The difference I suppose is merely experience. Brown, the novice, was more worried about the party coming off without a hitch and making sure his guests were having fun, whereas Harris, who’s been around the block a few times, knows full-well that once everyone is there the party will take care of itself and so his only concern is how much fun HE’S having. By the sounds of it he enjoyed every last second and by the end Harris is lustily shouting along with the music as it fades out, one of the first examples of a record employing such a trick rather than the ending abruptly cutting off, and because of that you can actually envision the party going on for hours more until everyone is either passed out or locked in jail.
 

 

Everything about this record is vibrant, alive in a way that is far more authentic than the staged artifice that most music of the day was wrapped in. The horns here are raucous, the breaks are exquisitely well-timed, from the drum kicks to the sax solos each one punctuating the mood brilliantly, all while the hand-claps and piano pulls everybody along willingly on the road to perdition.

With Good Rockin’ Tonight the doors to the blast furnace are ripped from their hinges and in one fell swoop the tentative rock narrative suddenly becomes set. That it happens with the exact same song that began this whole story makes it seem more premeditated than serendipitous, almost as if rock ‘n’ roll had some guardian angel looking out for it from the start.

Maybe it was a little risky to give the keys to a carousing reprobate like Wynonie Harris but one thing was certain, with him at the wheel the party’s in full swing, everybody’s juiced and having a good time and Harris always makes you feel welcome to join them in their wayward pursuits.

Plenty did.
 

We Got The News!
This was rock’s formal invitation to the masses.

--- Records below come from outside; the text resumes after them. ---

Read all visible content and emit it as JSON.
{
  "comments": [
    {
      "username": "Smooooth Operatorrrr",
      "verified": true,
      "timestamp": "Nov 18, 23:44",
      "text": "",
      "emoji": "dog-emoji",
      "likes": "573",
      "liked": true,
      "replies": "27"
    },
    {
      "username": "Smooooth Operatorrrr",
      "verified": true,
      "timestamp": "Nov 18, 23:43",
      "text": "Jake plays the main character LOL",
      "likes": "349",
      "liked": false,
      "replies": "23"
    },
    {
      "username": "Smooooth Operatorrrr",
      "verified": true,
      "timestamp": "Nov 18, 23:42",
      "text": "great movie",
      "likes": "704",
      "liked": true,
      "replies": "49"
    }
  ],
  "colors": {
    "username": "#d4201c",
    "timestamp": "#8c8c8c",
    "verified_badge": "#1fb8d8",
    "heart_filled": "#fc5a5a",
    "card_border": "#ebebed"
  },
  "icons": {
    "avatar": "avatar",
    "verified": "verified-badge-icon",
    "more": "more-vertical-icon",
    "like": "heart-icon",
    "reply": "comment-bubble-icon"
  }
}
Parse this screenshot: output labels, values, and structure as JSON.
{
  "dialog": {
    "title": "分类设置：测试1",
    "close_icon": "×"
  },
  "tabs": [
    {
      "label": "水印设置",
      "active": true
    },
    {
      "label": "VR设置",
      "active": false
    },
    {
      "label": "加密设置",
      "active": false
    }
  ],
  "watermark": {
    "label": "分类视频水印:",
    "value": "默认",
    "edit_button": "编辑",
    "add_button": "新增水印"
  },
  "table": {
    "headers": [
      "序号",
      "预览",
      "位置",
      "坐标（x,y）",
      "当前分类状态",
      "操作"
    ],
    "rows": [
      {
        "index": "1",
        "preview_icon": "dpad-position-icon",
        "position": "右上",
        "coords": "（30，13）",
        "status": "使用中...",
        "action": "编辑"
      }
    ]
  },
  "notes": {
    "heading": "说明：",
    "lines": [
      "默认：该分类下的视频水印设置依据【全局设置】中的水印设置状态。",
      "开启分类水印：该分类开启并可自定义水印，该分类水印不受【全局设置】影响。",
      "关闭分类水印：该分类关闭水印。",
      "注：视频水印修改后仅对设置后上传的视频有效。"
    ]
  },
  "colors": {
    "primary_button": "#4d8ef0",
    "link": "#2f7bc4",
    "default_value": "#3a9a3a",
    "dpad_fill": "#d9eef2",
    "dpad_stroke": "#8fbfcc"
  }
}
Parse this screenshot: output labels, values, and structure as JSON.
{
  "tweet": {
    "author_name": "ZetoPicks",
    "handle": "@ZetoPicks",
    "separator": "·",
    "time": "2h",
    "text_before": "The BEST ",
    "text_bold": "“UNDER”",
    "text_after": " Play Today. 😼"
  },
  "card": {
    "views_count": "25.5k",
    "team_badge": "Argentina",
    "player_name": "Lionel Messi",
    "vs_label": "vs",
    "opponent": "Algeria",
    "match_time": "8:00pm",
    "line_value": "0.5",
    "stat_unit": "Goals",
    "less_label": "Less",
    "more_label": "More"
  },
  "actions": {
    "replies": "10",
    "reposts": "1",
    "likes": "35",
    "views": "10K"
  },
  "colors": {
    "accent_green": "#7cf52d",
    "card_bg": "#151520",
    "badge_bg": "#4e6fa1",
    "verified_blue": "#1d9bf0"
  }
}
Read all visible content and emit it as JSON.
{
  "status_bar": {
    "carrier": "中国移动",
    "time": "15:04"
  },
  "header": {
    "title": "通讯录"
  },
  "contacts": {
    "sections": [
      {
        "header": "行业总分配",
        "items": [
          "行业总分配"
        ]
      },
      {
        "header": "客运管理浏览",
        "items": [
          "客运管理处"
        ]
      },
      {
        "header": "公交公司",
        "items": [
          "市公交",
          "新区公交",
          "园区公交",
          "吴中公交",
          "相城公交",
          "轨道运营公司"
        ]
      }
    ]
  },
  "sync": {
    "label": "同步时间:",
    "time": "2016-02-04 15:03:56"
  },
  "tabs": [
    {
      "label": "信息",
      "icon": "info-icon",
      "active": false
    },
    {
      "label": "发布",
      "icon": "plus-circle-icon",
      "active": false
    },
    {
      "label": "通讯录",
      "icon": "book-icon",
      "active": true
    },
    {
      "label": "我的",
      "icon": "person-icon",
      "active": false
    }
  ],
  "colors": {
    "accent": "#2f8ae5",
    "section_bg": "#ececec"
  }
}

Within a few months Good Rockin’ Tonight would be sitting a top of the charts, not simply the most popular record of the current ever shifting landscape at the time, but the clarion call for more of the same.

From the moment that Roy Brown cut the original version of this song rock ‘n’ roll existed in the ether, but was still something like a bit of gossip floating on the wind – tangible, but elusive.

A rumor if you will.

Other artists knew of it, were intrigued by it, were clearly inclined to follow it and see where it might lead, but the general public, that often mysterious mass audience whose collective tastes would ultimately have the final say as to whether the style became firmly established or not, were cautiously waiting to be fully convinced of its veracity before throwing their fates in with the music.

With this record Harris sprung that music from its confines on the margins once and for all. Freed from bondage, there was no turning back anymore.

Rock ‘n’ roll had broken loose. We were all accomplices now.
 
 
SPONTANEOUS LUNACY VERDICT:

 
 
 
 
 
 
 
 

 
(Visit the Artist page of Wynonie Harris for the complete archive of his records reviewed to date)
 
 
 

 
Spontaneous Lunacy has reviewed other versions of this song you may be interested in:
 
Roy Brown (September, 1947)